- **PROMPT**: Look through the data below. Show each line where the string "label" occurs.

- **RAW DATA**:
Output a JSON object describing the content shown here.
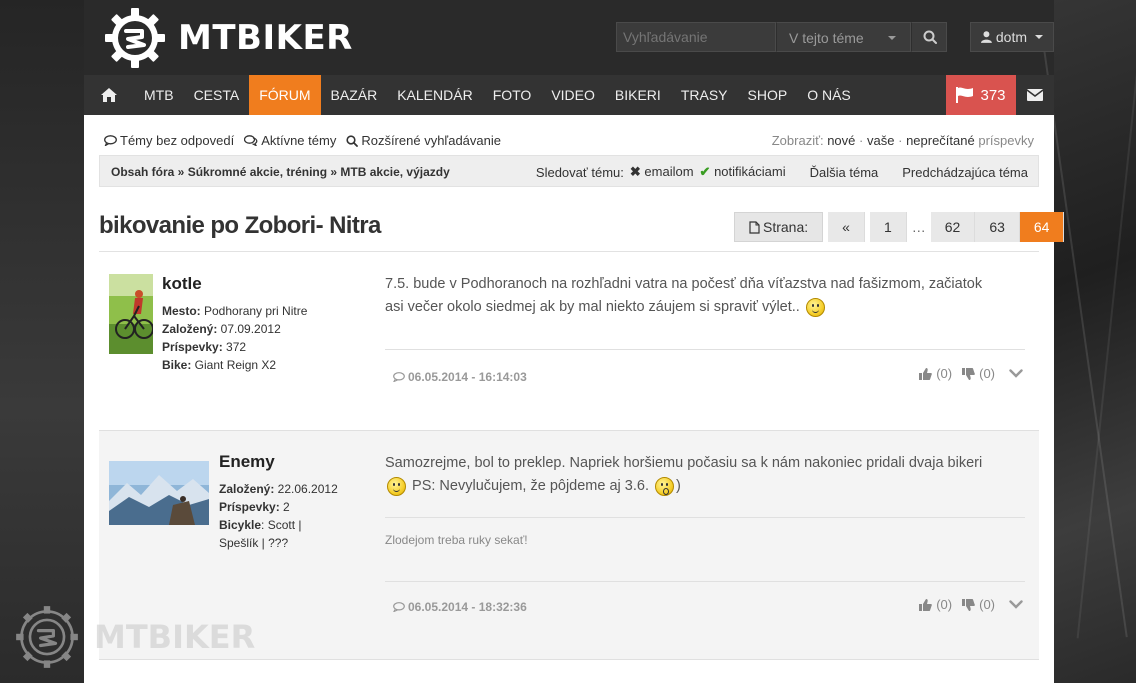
{
  "brand": {
    "name": "MTBIKER"
  },
  "search": {
    "placeholder": "Vyhľadávanie",
    "scope": "V tejto téme"
  },
  "user": {
    "name": "dotm"
  },
  "nav": {
    "items": [
      "MTB",
      "CESTA",
      "FÓRUM",
      "BAZÁR",
      "KALENDÁR",
      "FOTO",
      "VIDEO",
      "BIKERI",
      "TRASY",
      "SHOP",
      "O NÁS"
    ],
    "active": "FÓRUM",
    "flag_count": "373"
  },
  "toplinks": {
    "unanswered": "Témy bez odpovedí",
    "active": "Aktívne témy",
    "advanced": "Rozšírené vyhľadávanie"
  },
  "show": {
    "label": "Zobraziť:",
    "new": "nové",
    "dot": "·",
    "yours": "vaše",
    "unread": "neprečítané",
    "posts": "príspevky"
  },
  "breadcrumb": "Obsah fóra » Súkromné akcie, tréning » MTB akcie, výjazdy",
  "follow": {
    "label": "Sledovať tému:",
    "email": "emailom",
    "notify": "notifikáciami",
    "next": "Ďalšia téma",
    "prev": "Predchádzajúca téma"
  },
  "thread_title": "bikovanie po Zobori- Nitra",
  "pagination": {
    "label": "Strana:",
    "prev": "«",
    "pages": [
      "1",
      "…",
      "62",
      "63",
      "64"
    ],
    "current": "64"
  },
  "posts": [
    {
      "author": "kotle",
      "fields": [
        {
          "k": "Mesto:",
          "v": " Podhorany pri Nitre"
        },
        {
          "k": "Založený:",
          "v": " 07.09.2012"
        },
        {
          "k": "Príspevky:",
          "v": " 372"
        },
        {
          "k": "Bike:",
          "v": " Giant Reign X2"
        }
      ],
      "text_1": "7.5. bude v Podhoranoch na rozhľadni vatra na počesť dňa víťazstva nad fašizmom, začiatok",
      "text_2": "asi večer okolo siedmej ak by mal niekto záujem si spraviť výlet..",
      "date": "06.05.2014 - 16:14:03",
      "likes": "(0)",
      "dislikes": "(0)"
    },
    {
      "author": "Enemy",
      "fields": [
        {
          "k": "Založený:",
          "v": " 22.06.2012"
        },
        {
          "k": "Príspevky:",
          "v": " 2"
        },
        {
          "k": "Bicykle",
          "v": ": Scott |"
        },
        {
          "k": "",
          "v": "Spešlík | ???"
        }
      ],
      "text_1": "Samozrejme, bol to preklep. Napriek horšiemu počasiu sa k nám nakoniec pridali dvaja bikeri",
      "text_2a": "PS: Nevylučujem, že pôjdeme aj 3.6.",
      "text_2b": ")",
      "signature": "Zlodejom treba ruky sekať!",
      "date": "06.05.2014 - 18:32:36",
      "likes": "(0)",
      "dislikes": "(0)"
    }
  ],
  "watermark": {
    "text": "MTBIKER"
  }
}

- **PROBLEM SOLUTION**:
    "label": "Zobraziť:",
    "label": "Sledovať tému:",
    "label": "Strana:",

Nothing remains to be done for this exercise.